### Task item
Everything in the records below goes into the copy exactly, except the pictures.

### Data supplied
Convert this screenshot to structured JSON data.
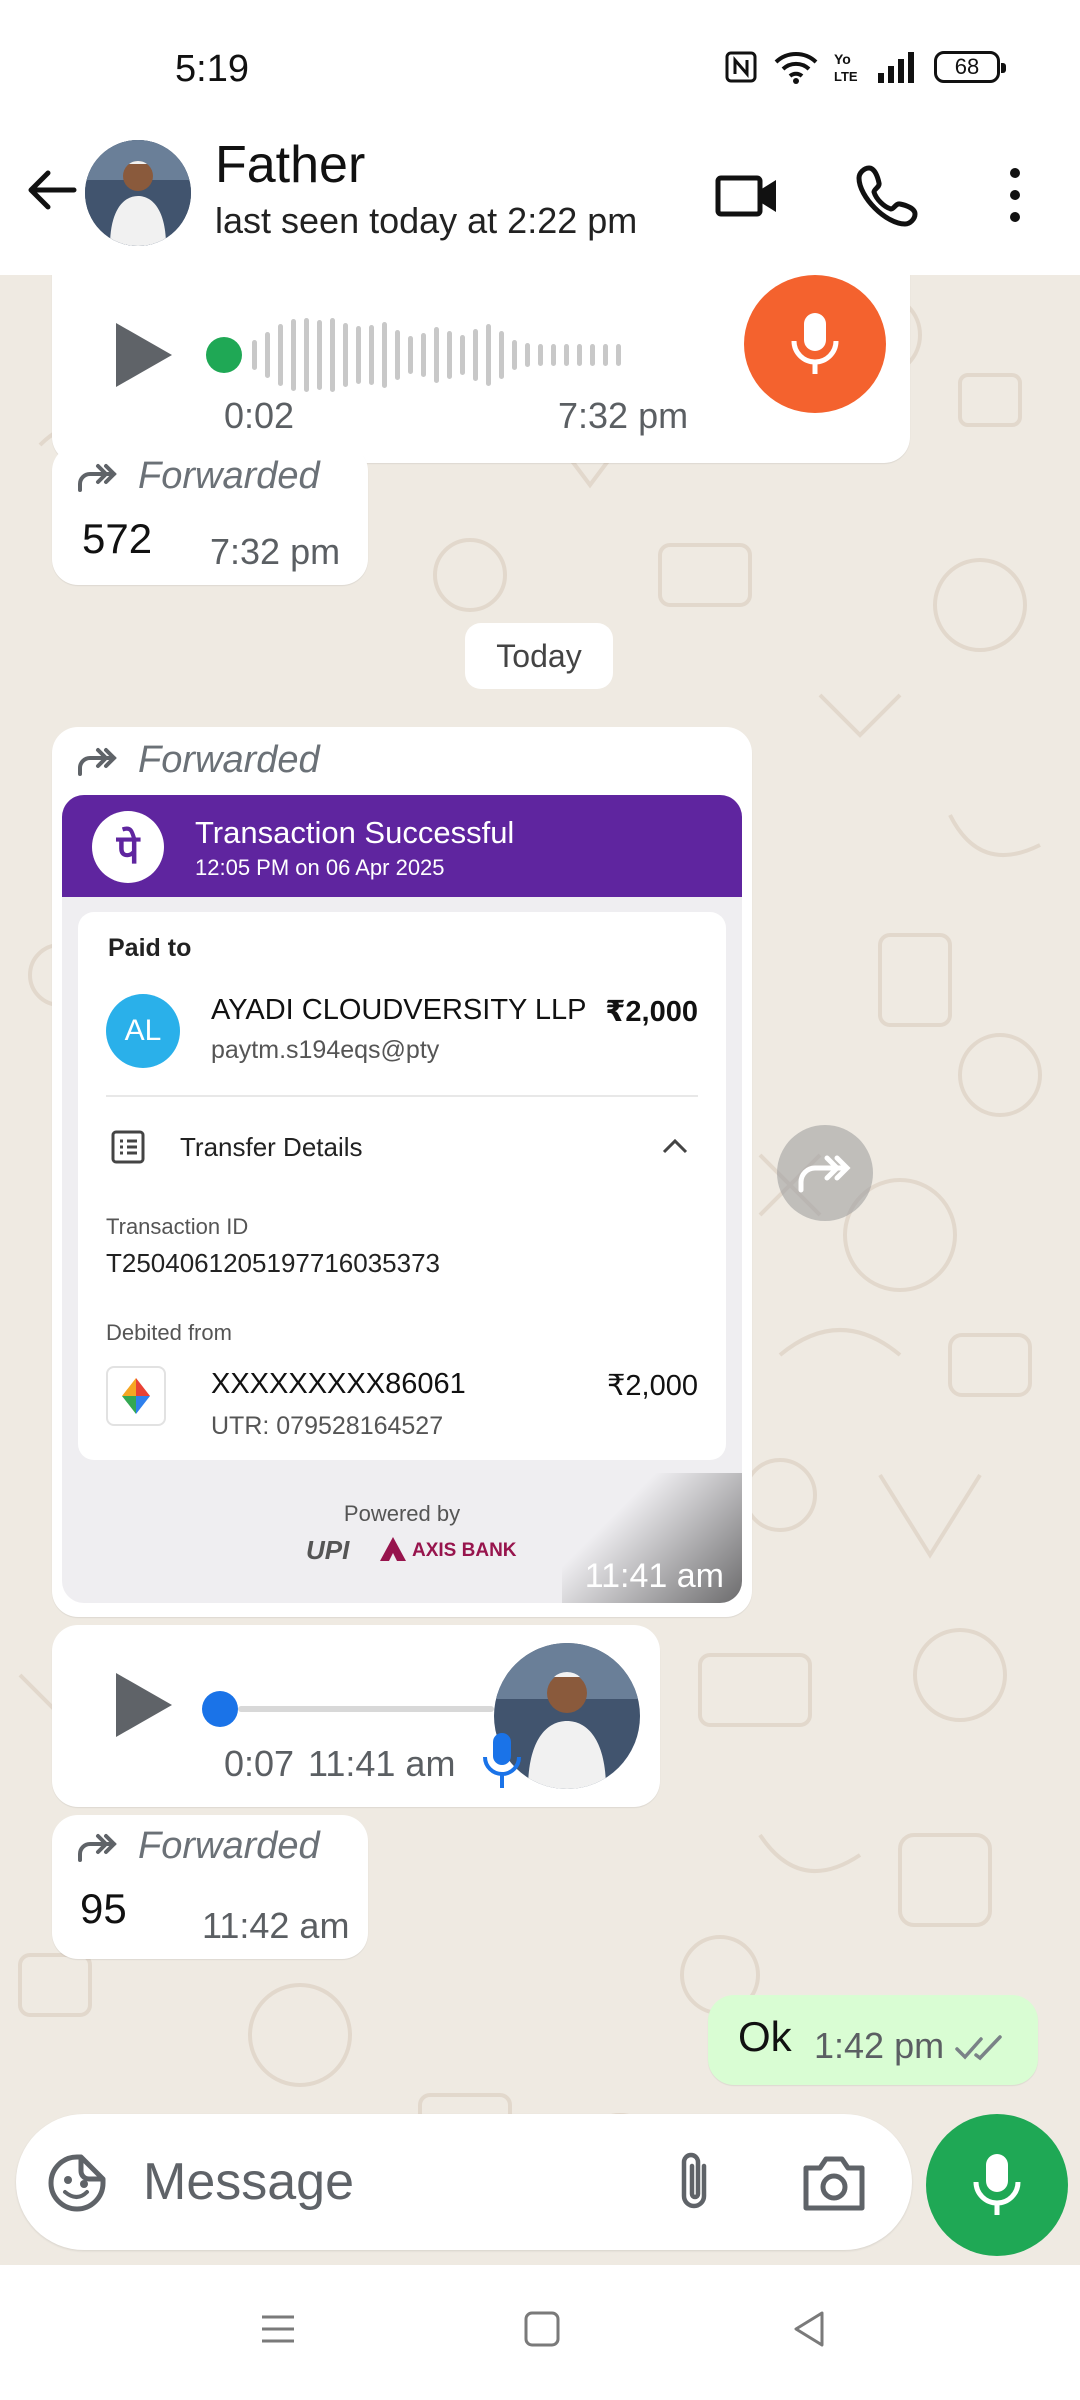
{
  "status_bar": {
    "time": "5:19",
    "battery": "68",
    "icons": [
      "nfc-icon",
      "wifi-icon",
      "volte-icon",
      "signal-icon",
      "battery-icon"
    ]
  },
  "header": {
    "contact_name": "Father",
    "last_seen": "last seen today at 2:22 pm",
    "icons": [
      "back-arrow-icon",
      "video-call-icon",
      "voice-call-icon",
      "more-options-icon"
    ]
  },
  "messages": {
    "voice_note_1": {
      "duration": "0:02",
      "time": "7:32 pm"
    },
    "forward_1": {
      "forwarded_label": "Forwarded",
      "text": "572",
      "time": "7:32 pm"
    },
    "date_divider": "Today",
    "payment_message": {
      "forwarded_label": "Forwarded",
      "time": "11:41 am",
      "card": {
        "brand_glyph": "पे",
        "status_title": "Transaction Successful",
        "status_datetime": "12:05 PM on 06 Apr 2025",
        "paid_to_label": "Paid to",
        "payee_initials": "AL",
        "payee_name": "AYADI CLOUDVERSITY LLP",
        "payee_amount": "₹2,000",
        "payee_upi": "paytm.s194eqs@pty",
        "transfer_details_label": "Transfer Details",
        "transaction_id_label": "Transaction ID",
        "transaction_id": "T2504061205197716035373",
        "debited_from_label": "Debited from",
        "debited_account": "XXXXXXXXX86061",
        "debited_amount": "₹2,000",
        "utr": "UTR: 079528164527",
        "powered_by": "Powered by",
        "upi_logo_text": "UPI",
        "bank_logo_text": "AXIS BANK"
      }
    },
    "voice_note_2": {
      "duration": "0:07",
      "time": "11:41 am"
    },
    "forward_2": {
      "forwarded_label": "Forwarded",
      "text": "95",
      "time": "11:42 am"
    },
    "outgoing": {
      "text": "Ok",
      "time": "1:42 pm",
      "status": "read"
    }
  },
  "composer": {
    "placeholder": "Message",
    "icons": [
      "sticker-icon",
      "attach-icon",
      "camera-icon",
      "mic-icon"
    ]
  },
  "colors": {
    "brand_green": "#1fa855",
    "outgoing_bubble": "#d9fdd3",
    "chat_bg": "#efeae2",
    "phonepe_purple": "#5f259f",
    "record_orange": "#f4622e",
    "voice_dot_green": "#1fa855",
    "voice_dot_blue": "#1a73e8"
  }
}
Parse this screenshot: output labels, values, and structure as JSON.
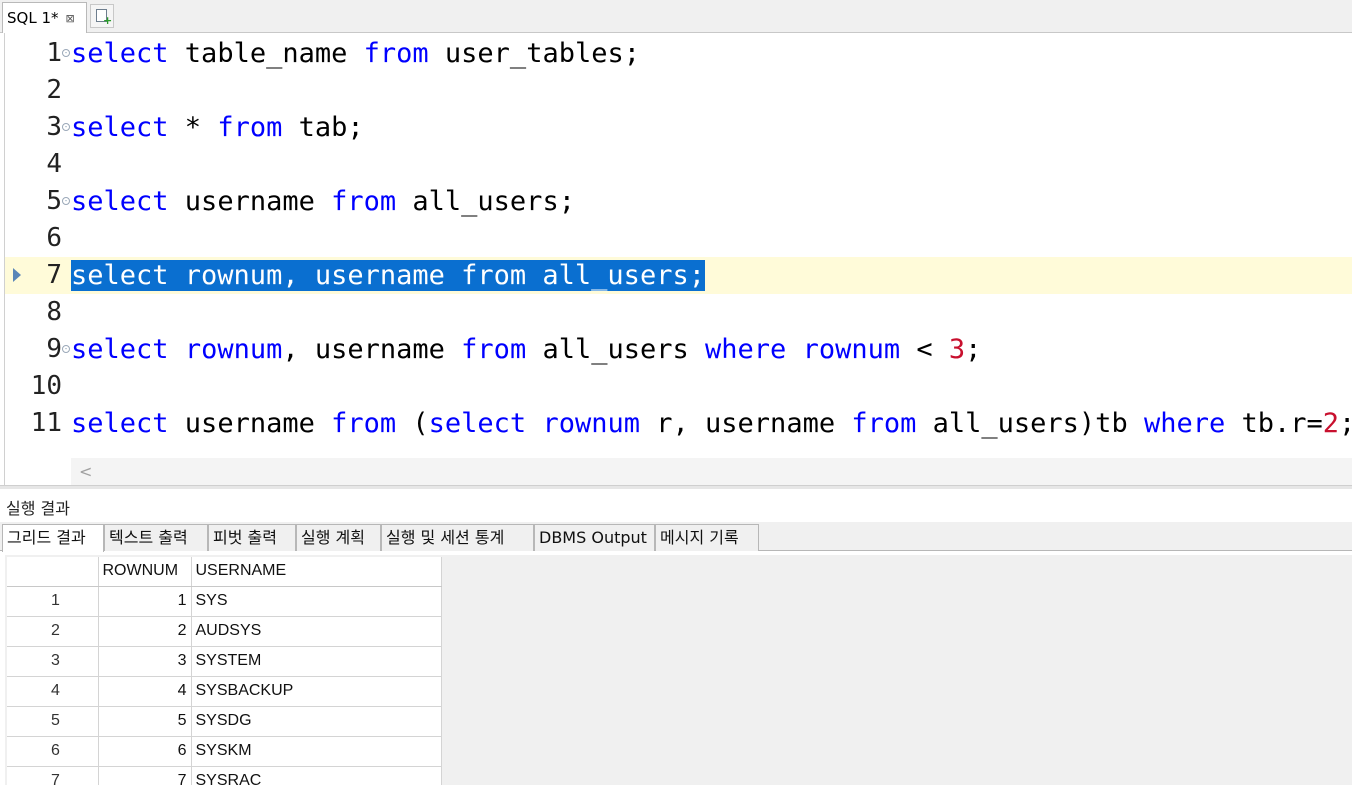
{
  "editor_tab": {
    "label": "SQL 1*",
    "close_glyph": "⊠"
  },
  "editor_lines": [
    {
      "num": "1"
    },
    {
      "num": "2"
    },
    {
      "num": "3"
    },
    {
      "num": "4"
    },
    {
      "num": "5"
    },
    {
      "num": "6"
    },
    {
      "num": "7"
    },
    {
      "num": "8"
    },
    {
      "num": "9"
    },
    {
      "num": "10"
    },
    {
      "num": "11"
    }
  ],
  "code": {
    "l1": [
      "select",
      " table_name ",
      "from",
      " user_tables;"
    ],
    "l3": [
      "select",
      " * ",
      "from",
      " tab;"
    ],
    "l5": [
      "select",
      " username ",
      "from",
      " all_users;"
    ],
    "l7": "select rownum, username from all_users;",
    "l9": [
      "select",
      " ",
      "rownum",
      ", username ",
      "from",
      " all_users ",
      "where",
      " ",
      "rownum",
      " < ",
      "3",
      ";"
    ],
    "l11": [
      "select",
      " username ",
      "from",
      " (",
      "select",
      " ",
      "rownum",
      " r, username ",
      "from",
      " all_users)tb ",
      "where",
      " tb.r=",
      "2",
      ";"
    ]
  },
  "hscroll": {
    "left_arrow": "<"
  },
  "results": {
    "title": "실행 결과",
    "tabs": [
      "그리드 결과",
      "텍스트 출력",
      "피벗 출력",
      "실행 계획",
      "실행 및 세션 통계",
      "DBMS Output",
      "메시지 기록"
    ],
    "columns": [
      "ROWNUM",
      "USERNAME"
    ],
    "rows": [
      {
        "no": "1",
        "rownum": "1",
        "username": "SYS"
      },
      {
        "no": "2",
        "rownum": "2",
        "username": "AUDSYS"
      },
      {
        "no": "3",
        "rownum": "3",
        "username": "SYSTEM"
      },
      {
        "no": "4",
        "rownum": "4",
        "username": "SYSBACKUP"
      },
      {
        "no": "5",
        "rownum": "5",
        "username": "SYSDG"
      },
      {
        "no": "6",
        "rownum": "6",
        "username": "SYSKM"
      },
      {
        "no": "7",
        "rownum": "7",
        "username": "SYSRAC"
      }
    ]
  },
  "colors": {
    "keyword": "#0000ff",
    "number": "#c8102e",
    "selection": "#0a6fd0",
    "current_line": "#fffbd9"
  }
}
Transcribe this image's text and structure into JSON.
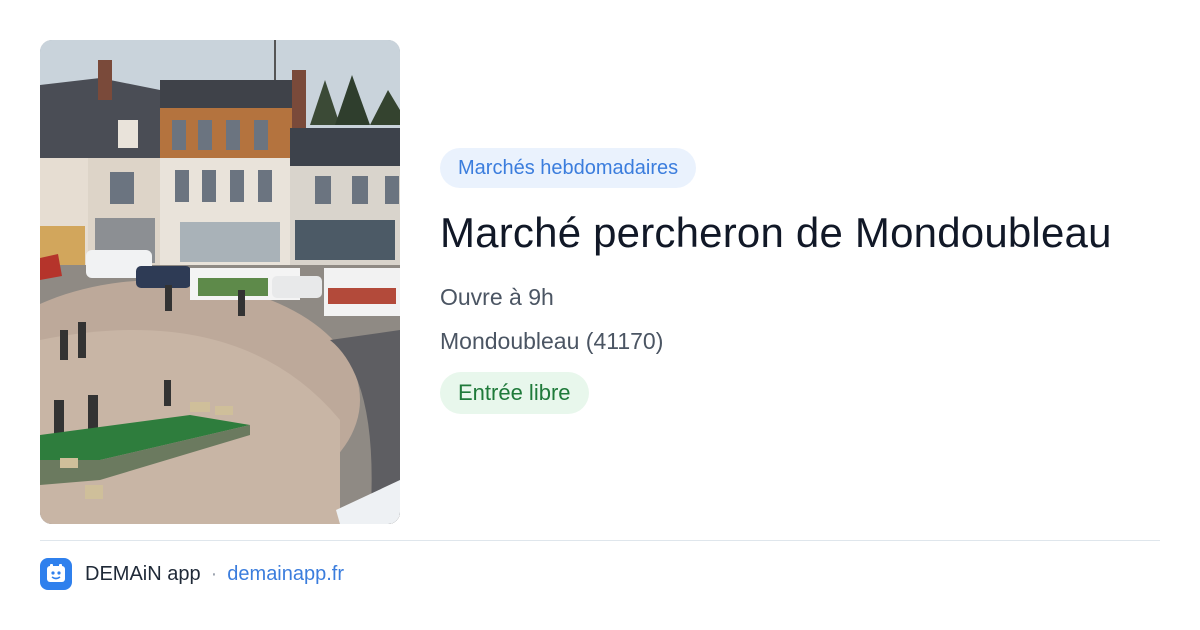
{
  "image": {
    "alt": "Place du marché de Mondoubleau"
  },
  "event": {
    "category": "Marchés hebdomadaires",
    "title": "Marché percheron de Mondoubleau",
    "hours": "Ouvre à 9h",
    "location": "Mondoubleau (41170)",
    "entry": "Entrée libre"
  },
  "footer": {
    "brand": "DEMAiN app",
    "separator": "·",
    "site": "demainapp.fr",
    "icon": "app-logo-icon"
  },
  "colors": {
    "accent": "#3b7ddd",
    "category_bg": "#eaf2fd",
    "entry_text": "#1f7a3a",
    "entry_bg": "#e8f7ec",
    "title": "#111827"
  }
}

### Answer space
Convert this screenshot to structured JSON data.
{
  "status_bar": {
    "time": "5:19",
    "battery": "68",
    "icons": [
      "nfc-icon",
      "wifi-icon",
      "volte-icon",
      "signal-icon",
      "battery-icon"
    ]
  },
  "header": {
    "contact_name": "Father",
    "last_seen": "last seen today at 2:22 pm",
    "icons": [
      "back-arrow-icon",
      "video-call-icon",
      "voice-call-icon",
      "more-options-icon"
    ]
  },
  "messages": {
    "voice_note_1": {
      "duration": "0:02",
      "time": "7:32 pm"
    },
    "forward_1": {
      "forwarded_label": "Forwarded",
      "text": "572",
      "time": "7:32 pm"
    },
    "date_divider": "Today",
    "payment_message": {
      "forwarded_label": "Forwarded",
      "time": "11:41 am",
      "card": {
        "brand_glyph": "पे",
        "status_title": "Transaction Successful",
        "status_datetime": "12:05 PM on 06 Apr 2025",
        "paid_to_label": "Paid to",
        "payee_initials": "AL",
        "payee_name": "AYADI CLOUDVERSITY LLP",
        "payee_amount": "₹2,000",
        "payee_upi": "paytm.s194eqs@pty",
        "transfer_details_label": "Transfer Details",
        "transaction_id_label": "Transaction ID",
        "transaction_id": "T2504061205197716035373",
        "debited_from_label": "Debited from",
        "debited_account": "XXXXXXXXX86061",
        "debited_amount": "₹2,000",
        "utr": "UTR: 079528164527",
        "powered_by": "Powered by",
        "upi_logo_text": "UPI",
        "bank_logo_text": "AXIS BANK"
      }
    },
    "voice_note_2": {
      "duration": "0:07",
      "time": "11:41 am"
    },
    "forward_2": {
      "forwarded_label": "Forwarded",
      "text": "95",
      "time": "11:42 am"
    },
    "outgoing": {
      "text": "Ok",
      "time": "1:42 pm",
      "status": "read"
    }
  },
  "composer": {
    "placeholder": "Message",
    "icons": [
      "sticker-icon",
      "attach-icon",
      "camera-icon",
      "mic-icon"
    ]
  },
  "colors": {
    "brand_green": "#1fa855",
    "outgoing_bubble": "#d9fdd3",
    "chat_bg": "#efeae2",
    "phonepe_purple": "#5f259f",
    "record_orange": "#f4622e",
    "voice_dot_green": "#1fa855",
    "voice_dot_blue": "#1a73e8"
  }
}
Parse this screenshot: output labels, values, and structure as JSON.
{
  "editor_tab": {
    "label": "SQL 1*",
    "close_glyph": "⊠"
  },
  "editor_lines": [
    {
      "num": "1"
    },
    {
      "num": "2"
    },
    {
      "num": "3"
    },
    {
      "num": "4"
    },
    {
      "num": "5"
    },
    {
      "num": "6"
    },
    {
      "num": "7"
    },
    {
      "num": "8"
    },
    {
      "num": "9"
    },
    {
      "num": "10"
    },
    {
      "num": "11"
    }
  ],
  "code": {
    "l1": [
      "select",
      " table_name ",
      "from",
      " user_tables;"
    ],
    "l3": [
      "select",
      " * ",
      "from",
      " tab;"
    ],
    "l5": [
      "select",
      " username ",
      "from",
      " all_users;"
    ],
    "l7": "select rownum, username from all_users;",
    "l9": [
      "select",
      " ",
      "rownum",
      ", username ",
      "from",
      " all_users ",
      "where",
      " ",
      "rownum",
      " < ",
      "3",
      ";"
    ],
    "l11": [
      "select",
      " username ",
      "from",
      " (",
      "select",
      " ",
      "rownum",
      " r, username ",
      "from",
      " all_users)tb ",
      "where",
      " tb.r=",
      "2",
      ";"
    ]
  },
  "hscroll": {
    "left_arrow": "<"
  },
  "results": {
    "title": "실행 결과",
    "tabs": [
      "그리드 결과",
      "텍스트 출력",
      "피벗 출력",
      "실행 계획",
      "실행 및 세션 통계",
      "DBMS Output",
      "메시지 기록"
    ],
    "columns": [
      "ROWNUM",
      "USERNAME"
    ],
    "rows": [
      {
        "no": "1",
        "rownum": "1",
        "username": "SYS"
      },
      {
        "no": "2",
        "rownum": "2",
        "username": "AUDSYS"
      },
      {
        "no": "3",
        "rownum": "3",
        "username": "SYSTEM"
      },
      {
        "no": "4",
        "rownum": "4",
        "username": "SYSBACKUP"
      },
      {
        "no": "5",
        "rownum": "5",
        "username": "SYSDG"
      },
      {
        "no": "6",
        "rownum": "6",
        "username": "SYSKM"
      },
      {
        "no": "7",
        "rownum": "7",
        "username": "SYSRAC"
      }
    ]
  },
  "colors": {
    "keyword": "#0000ff",
    "number": "#c8102e",
    "selection": "#0a6fd0",
    "current_line": "#fffbd9"
  }
}
Transcribe this image's text and structure into JSON.
{
  "image": {
    "alt": "Place du marché de Mondoubleau"
  },
  "event": {
    "category": "Marchés hebdomadaires",
    "title": "Marché percheron de Mondoubleau",
    "hours": "Ouvre à 9h",
    "location": "Mondoubleau (41170)",
    "entry": "Entrée libre"
  },
  "footer": {
    "brand": "DEMAiN app",
    "separator": "·",
    "site": "demainapp.fr",
    "icon": "app-logo-icon"
  },
  "colors": {
    "accent": "#3b7ddd",
    "category_bg": "#eaf2fd",
    "entry_text": "#1f7a3a",
    "entry_bg": "#e8f7ec",
    "title": "#111827"
  }
}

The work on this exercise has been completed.